Key Findings and Recommendations:
The existence of three different per diem statutes, each with unique requirements, creates confusion for many boards and committees with public employee members. Some eligibility provisions, such as the definition of what constitutes approved activities when claiming per diem, are subject to interpretation and must be defined by the individual board or committee.
We recommend that the Legislature review the statutory provisions governing per diem payments and consider whether revisions are necessary to provide for a less complex and more uniform process. In addition, the various boards and committees must put a number of administrative procedures in place to ensure compliance with applicable statutory provisions.

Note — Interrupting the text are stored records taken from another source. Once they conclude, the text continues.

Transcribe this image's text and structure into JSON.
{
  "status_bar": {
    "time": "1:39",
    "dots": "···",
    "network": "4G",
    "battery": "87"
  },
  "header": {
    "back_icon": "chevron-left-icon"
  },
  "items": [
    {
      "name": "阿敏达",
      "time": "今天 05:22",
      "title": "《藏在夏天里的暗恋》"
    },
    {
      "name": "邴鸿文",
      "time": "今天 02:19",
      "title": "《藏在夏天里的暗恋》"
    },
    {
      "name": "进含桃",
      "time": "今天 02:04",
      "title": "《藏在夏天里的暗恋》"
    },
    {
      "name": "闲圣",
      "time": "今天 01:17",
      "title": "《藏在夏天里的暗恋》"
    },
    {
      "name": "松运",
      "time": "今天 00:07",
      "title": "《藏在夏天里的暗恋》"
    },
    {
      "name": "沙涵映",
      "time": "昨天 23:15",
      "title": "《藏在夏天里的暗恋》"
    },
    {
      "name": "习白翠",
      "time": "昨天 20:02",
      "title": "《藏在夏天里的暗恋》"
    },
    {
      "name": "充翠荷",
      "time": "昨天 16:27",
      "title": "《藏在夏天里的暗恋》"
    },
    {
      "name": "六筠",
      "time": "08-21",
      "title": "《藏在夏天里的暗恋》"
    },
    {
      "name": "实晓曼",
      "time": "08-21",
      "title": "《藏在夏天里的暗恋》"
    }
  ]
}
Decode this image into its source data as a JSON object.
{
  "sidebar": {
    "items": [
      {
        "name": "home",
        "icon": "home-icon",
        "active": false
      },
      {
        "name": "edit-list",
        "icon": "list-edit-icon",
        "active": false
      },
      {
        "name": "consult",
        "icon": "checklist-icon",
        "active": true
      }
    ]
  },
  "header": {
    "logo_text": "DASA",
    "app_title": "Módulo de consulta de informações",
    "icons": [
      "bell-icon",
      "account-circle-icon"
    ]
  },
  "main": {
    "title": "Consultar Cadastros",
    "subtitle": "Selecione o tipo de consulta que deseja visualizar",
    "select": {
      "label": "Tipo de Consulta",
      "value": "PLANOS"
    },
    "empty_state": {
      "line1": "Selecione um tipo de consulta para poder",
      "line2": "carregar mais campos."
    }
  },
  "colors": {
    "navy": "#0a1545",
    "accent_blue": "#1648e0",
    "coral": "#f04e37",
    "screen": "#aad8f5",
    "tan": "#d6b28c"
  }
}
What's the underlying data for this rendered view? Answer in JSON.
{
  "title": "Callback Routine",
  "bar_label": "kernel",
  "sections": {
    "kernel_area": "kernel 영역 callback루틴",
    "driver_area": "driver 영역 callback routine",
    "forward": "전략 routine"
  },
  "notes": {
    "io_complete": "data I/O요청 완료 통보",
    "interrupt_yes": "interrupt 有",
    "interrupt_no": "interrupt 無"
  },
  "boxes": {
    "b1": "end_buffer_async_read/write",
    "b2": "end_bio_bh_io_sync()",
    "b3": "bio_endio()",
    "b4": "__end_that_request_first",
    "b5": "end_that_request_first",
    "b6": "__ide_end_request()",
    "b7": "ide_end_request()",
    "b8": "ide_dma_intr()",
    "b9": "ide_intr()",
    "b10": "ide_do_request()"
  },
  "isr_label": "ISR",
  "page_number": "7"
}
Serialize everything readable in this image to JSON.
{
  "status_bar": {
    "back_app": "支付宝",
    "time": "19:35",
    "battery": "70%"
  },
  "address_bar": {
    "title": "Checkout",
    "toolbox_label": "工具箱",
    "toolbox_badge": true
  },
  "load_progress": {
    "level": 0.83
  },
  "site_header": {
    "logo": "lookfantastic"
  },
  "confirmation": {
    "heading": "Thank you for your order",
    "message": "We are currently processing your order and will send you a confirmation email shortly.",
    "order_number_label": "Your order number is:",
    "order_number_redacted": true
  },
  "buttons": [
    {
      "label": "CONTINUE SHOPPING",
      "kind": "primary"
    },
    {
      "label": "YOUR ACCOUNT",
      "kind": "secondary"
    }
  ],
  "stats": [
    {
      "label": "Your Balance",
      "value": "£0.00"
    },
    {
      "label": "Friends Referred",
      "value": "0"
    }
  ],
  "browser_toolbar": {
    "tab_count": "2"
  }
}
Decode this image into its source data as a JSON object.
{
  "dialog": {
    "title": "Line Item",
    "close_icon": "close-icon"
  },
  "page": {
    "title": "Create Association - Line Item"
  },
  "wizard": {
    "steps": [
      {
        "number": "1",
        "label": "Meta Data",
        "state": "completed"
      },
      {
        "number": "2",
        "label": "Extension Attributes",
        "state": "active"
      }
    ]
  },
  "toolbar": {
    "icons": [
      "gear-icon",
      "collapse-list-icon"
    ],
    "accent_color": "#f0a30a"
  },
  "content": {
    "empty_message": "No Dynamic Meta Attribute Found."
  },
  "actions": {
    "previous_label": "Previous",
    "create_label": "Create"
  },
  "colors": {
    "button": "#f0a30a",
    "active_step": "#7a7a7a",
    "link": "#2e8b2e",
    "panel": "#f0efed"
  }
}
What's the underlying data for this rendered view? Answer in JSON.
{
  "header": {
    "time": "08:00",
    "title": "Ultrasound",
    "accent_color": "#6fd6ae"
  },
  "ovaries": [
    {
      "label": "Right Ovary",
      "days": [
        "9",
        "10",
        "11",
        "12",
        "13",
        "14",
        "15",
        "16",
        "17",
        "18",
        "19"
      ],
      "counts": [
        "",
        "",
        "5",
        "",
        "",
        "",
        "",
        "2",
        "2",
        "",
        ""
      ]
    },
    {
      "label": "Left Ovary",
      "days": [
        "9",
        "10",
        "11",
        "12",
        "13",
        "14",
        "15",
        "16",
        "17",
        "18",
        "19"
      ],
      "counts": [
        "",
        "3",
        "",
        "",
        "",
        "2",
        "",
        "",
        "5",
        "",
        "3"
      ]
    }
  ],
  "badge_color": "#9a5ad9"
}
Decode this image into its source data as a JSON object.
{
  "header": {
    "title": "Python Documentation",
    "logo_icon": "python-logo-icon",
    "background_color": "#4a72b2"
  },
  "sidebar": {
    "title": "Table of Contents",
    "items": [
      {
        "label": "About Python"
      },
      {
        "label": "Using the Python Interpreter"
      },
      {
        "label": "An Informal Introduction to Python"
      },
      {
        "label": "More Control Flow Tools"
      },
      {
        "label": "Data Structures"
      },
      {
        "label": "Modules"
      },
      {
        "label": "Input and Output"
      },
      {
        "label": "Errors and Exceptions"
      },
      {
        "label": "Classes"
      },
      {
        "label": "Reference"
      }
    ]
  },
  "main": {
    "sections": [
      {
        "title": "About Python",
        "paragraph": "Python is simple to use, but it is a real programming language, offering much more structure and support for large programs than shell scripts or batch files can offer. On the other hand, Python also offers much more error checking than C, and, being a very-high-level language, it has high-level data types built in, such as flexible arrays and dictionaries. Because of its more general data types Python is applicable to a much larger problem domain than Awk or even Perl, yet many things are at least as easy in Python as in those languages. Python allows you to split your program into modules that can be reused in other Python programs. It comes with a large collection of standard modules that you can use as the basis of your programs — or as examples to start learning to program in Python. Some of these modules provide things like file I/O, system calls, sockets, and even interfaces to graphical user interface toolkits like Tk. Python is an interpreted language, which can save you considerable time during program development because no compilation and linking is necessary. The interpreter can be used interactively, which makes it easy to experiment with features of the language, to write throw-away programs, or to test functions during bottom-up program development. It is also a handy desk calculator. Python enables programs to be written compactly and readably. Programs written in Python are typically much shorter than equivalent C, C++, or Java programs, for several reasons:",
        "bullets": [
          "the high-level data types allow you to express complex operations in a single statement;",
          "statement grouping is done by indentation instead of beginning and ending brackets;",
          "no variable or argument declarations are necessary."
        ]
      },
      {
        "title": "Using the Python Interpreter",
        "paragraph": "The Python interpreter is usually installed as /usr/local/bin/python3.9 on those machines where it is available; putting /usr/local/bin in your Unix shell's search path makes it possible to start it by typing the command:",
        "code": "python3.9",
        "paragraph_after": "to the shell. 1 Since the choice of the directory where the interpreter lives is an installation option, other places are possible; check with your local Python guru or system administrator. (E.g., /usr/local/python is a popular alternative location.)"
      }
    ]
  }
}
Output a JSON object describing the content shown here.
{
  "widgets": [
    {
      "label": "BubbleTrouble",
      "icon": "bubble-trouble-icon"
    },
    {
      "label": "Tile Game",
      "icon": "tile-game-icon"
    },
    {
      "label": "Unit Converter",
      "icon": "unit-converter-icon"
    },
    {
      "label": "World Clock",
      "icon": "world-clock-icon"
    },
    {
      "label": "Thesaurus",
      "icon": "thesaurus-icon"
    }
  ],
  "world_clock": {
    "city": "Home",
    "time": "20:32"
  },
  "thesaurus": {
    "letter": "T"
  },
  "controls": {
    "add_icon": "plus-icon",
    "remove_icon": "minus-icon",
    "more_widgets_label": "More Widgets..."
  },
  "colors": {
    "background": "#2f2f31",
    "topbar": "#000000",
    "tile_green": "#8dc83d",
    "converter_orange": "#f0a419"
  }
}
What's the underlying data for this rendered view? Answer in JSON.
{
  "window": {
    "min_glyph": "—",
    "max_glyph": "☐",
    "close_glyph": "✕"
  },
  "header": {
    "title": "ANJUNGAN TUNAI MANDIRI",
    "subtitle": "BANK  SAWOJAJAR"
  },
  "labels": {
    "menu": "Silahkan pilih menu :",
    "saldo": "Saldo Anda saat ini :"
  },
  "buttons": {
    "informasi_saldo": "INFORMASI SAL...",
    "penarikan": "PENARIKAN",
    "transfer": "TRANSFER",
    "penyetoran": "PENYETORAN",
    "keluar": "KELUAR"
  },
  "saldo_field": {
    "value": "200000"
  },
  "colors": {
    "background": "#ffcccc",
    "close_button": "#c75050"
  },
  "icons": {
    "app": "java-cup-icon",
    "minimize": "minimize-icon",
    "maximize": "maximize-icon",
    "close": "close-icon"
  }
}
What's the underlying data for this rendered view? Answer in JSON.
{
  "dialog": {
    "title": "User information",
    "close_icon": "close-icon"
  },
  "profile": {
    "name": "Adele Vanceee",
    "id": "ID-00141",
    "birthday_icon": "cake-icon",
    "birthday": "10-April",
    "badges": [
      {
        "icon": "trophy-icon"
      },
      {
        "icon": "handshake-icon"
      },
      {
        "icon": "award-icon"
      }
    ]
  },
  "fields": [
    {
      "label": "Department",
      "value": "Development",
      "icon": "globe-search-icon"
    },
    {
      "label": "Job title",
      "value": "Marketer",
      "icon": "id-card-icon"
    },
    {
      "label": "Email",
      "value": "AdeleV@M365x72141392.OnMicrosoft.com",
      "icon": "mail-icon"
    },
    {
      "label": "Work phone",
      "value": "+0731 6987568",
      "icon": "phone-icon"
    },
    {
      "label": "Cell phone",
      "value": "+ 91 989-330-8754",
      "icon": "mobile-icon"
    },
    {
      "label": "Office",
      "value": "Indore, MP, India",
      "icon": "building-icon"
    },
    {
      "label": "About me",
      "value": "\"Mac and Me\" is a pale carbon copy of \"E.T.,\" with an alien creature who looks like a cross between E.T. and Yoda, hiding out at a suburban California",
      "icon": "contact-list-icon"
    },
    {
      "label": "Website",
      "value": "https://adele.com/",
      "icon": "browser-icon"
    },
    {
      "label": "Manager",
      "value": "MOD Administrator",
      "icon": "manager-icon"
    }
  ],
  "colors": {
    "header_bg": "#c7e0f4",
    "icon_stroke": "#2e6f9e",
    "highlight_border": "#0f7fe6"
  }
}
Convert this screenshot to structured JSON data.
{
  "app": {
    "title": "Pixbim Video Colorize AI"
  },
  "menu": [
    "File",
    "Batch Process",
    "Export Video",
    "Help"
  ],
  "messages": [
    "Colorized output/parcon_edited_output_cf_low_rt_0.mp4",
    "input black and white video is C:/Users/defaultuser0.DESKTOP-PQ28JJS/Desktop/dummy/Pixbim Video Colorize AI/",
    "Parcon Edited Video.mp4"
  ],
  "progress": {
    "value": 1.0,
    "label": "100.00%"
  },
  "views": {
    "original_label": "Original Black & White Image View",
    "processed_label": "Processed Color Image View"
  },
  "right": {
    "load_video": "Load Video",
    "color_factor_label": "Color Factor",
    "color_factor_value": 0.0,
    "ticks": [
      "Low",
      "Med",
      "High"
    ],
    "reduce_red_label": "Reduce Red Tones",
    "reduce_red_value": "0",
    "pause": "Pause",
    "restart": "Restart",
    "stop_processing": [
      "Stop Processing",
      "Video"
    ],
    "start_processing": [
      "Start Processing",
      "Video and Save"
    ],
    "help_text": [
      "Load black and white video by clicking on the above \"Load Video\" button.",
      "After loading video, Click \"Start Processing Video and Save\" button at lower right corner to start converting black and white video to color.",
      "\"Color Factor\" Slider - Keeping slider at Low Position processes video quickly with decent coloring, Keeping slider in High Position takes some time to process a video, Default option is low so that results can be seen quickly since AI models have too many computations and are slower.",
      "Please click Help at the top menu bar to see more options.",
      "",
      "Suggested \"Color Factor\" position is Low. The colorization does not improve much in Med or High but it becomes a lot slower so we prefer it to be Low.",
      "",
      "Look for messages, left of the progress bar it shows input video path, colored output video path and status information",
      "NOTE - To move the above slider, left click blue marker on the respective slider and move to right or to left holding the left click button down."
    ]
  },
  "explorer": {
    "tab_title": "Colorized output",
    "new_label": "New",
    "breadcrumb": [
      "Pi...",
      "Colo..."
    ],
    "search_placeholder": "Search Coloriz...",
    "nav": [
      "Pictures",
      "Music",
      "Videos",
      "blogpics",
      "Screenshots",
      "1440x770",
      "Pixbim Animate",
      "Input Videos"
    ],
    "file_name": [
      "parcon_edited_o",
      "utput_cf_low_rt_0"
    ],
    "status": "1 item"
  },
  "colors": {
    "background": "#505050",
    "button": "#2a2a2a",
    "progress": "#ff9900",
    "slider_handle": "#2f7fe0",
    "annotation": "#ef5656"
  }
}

As a result of our review of fiscal year 2000 per diems, we identified three state employees who received unallowable per diem payments. In addition, in several cases, we recommended that agencies obtain legal advice and clarification concerning their payment of per diems. We questioned issues such as determining normal work hours, legal authority to pay per diems, and per diem computation methods. We also found that the state has not complied with statutory provisions linking per diem payments to performance of certain administrative requirements.